**Prompt:** Working from the entries below, tally each line that holds "title". Give the tally and nothing else.

**Extracted entries:**
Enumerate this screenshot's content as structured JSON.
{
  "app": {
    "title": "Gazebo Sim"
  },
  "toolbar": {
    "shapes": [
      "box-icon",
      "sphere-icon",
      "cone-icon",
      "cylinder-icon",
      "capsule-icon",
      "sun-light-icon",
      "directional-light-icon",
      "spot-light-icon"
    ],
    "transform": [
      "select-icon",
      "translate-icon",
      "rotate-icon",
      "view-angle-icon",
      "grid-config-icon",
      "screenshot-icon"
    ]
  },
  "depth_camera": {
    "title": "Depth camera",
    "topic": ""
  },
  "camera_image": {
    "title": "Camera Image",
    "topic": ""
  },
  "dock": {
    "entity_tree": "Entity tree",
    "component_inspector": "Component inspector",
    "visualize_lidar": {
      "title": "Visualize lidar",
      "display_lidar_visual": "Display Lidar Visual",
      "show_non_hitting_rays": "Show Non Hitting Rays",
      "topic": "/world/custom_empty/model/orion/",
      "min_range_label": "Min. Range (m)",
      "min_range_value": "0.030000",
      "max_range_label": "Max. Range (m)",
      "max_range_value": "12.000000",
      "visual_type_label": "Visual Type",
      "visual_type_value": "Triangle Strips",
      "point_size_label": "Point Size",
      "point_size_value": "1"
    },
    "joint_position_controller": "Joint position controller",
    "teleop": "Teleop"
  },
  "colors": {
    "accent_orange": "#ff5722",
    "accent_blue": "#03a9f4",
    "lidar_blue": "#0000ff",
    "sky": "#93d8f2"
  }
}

**Result for this exercise:** 4